Valuable company benefits
Company pension schemes often provide one of the best ways to save for retirement, as employers also usually make contributions on your behalf. Given that the Government tops up your contributions too through tax relief, boosting the amount in your pension pot, this makes them one of the most valuable company benefits available.
Under the Government’s auto-enrolment scheme introduced in 2012, if you’re at least 22 years old and earn more than £10,000, your employer will have to automatically enrol you in a pension scheme into which you and they must contribute. You can opt out if you want to, but if you do this, you won’t benefit from your employer’s contributions.
Enhance retirement savings
If you don’t have access to an employer’s pension scheme, perhaps because you’re self-employed, you can still contribute to a personal pension and benefit from tax relief on your contributions. Pensions aren’t the only way you can save for your financial future. Some people choose to use their Individual Savings Account (ISA) allowance (which is currently £20,000 in the 2018/19 tax year) to enhance their retirement savings.
Unlike pensions, there’s no tax relief on the money you put into ISAs, but you can access your savings whenever you like. It is now also possible to withdraw ISA funds and repay the contribution in the same tax year, without the replacement counting towards your annual ISA limit. However, you need to consider that while an ISA may be flexible, if you sell investments to withdraw cash, you may not get the best available returns and could potentially increase the risk of loss compared to remaining invested over the long term.
All gains and returns are tax-efficient with both ISAs and pensions, but once you’ve take the tax-free cash from your pension, the rest will be subject to Income Tax as you draw an income or lump sum. All withdrawals from ISAs are tax-free. Over the long term, investment ISAs may provide the potential for greater returns than cash accounts.
In April 2017, the new Lifetime ISA (LISA) launched to encourage people aged under 40 to save for their first home or their retirement. You can save up to £4,000 a year from your ISA allowance into a LISA, which will be supplemented by a government bonus of 25% (up to a maximum of £1,000 a year) up until age 50.
Government bonus, interest or growth
Funds held in a LISA can be used after 12 months of account opening to buy a first home valued up to £450,000. Alternatively, after your 60th birthday, you’ll be able to take out all your savings from your LISA tax-efficiently for use in retirement. A LISA can be accessed like a normal ISA at any time for any reason, but if not used as above, you’ll lose the government bonus and any interest or growth on this. You’ll also have to pay a 5% charge.

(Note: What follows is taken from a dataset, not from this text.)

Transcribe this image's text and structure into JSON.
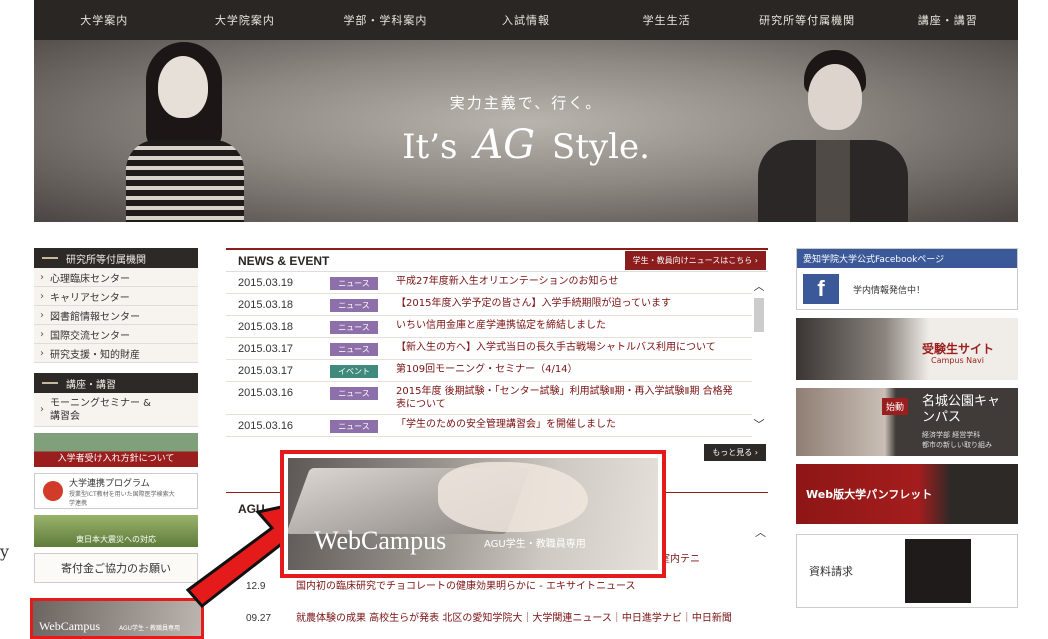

You can split your allowance between a cash, investment, innovative finance and a lifetime ISA if you want to, and all gains will be free from Income Tax, tax on dividends and Capital Gains Tax. However, with a LISA, you can only pay in up to £4,000.
A PENSION IS A LONG-TERM INVESTMENT.

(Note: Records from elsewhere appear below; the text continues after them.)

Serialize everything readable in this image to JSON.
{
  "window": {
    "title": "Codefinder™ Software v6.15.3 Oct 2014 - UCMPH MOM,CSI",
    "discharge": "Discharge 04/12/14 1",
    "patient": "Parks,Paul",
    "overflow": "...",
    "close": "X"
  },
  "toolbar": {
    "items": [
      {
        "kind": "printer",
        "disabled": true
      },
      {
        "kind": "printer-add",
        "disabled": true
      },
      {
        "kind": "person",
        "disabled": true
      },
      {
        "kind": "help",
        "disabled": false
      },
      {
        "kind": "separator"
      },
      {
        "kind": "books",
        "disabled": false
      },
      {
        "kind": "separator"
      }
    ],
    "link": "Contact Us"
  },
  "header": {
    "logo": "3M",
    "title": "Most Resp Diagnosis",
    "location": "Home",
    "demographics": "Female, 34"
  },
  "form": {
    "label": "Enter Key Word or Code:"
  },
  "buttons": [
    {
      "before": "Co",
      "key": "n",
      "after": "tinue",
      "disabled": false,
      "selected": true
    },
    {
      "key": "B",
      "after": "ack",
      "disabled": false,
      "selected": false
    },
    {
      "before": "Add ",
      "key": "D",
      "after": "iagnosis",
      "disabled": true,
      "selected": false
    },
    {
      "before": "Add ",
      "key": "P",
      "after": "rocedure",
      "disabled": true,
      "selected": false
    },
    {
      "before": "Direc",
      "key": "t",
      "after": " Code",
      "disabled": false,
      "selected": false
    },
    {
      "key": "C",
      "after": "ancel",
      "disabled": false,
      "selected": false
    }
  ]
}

THE FUND VALUE MAY FLUCTUATE AND CAN GO DOWN, WHICH WOULD HAVE AN IMPACT ON THE LEVEL OF PENSION BENEFITS AVAILABLE.
PENSIONS ARE NOT NORMALLY ACCESSIBLE UNTIL AGE 55. YOUR PENSION INCOME COULD ALSO BE AFFECTED BY INTEREST RATES AT THE TIME YOU TAKE YOUR BENEFITS. THE TAX IMPLICATIONS OF PENSION WITHDRAWALS WILL BE BASED ON YOUR INDIVIDUAL CIRCUMSTANCES, TAX LEGISLATION AND REGULATION, WHICH ARE SUBJECT TO CHANGE IN THE FUTURE.
THE VALUE OF INVESTMENTS AND INCOME FROM THEM MAY GO DOWN. YOU MAY NOT GET BACK THE ORIGINAL AMOUNT INVESTED.
PAST PERFORMANCE IS NOT A RELIABLE INDICATOR OF FUTURE PERFORMANCE.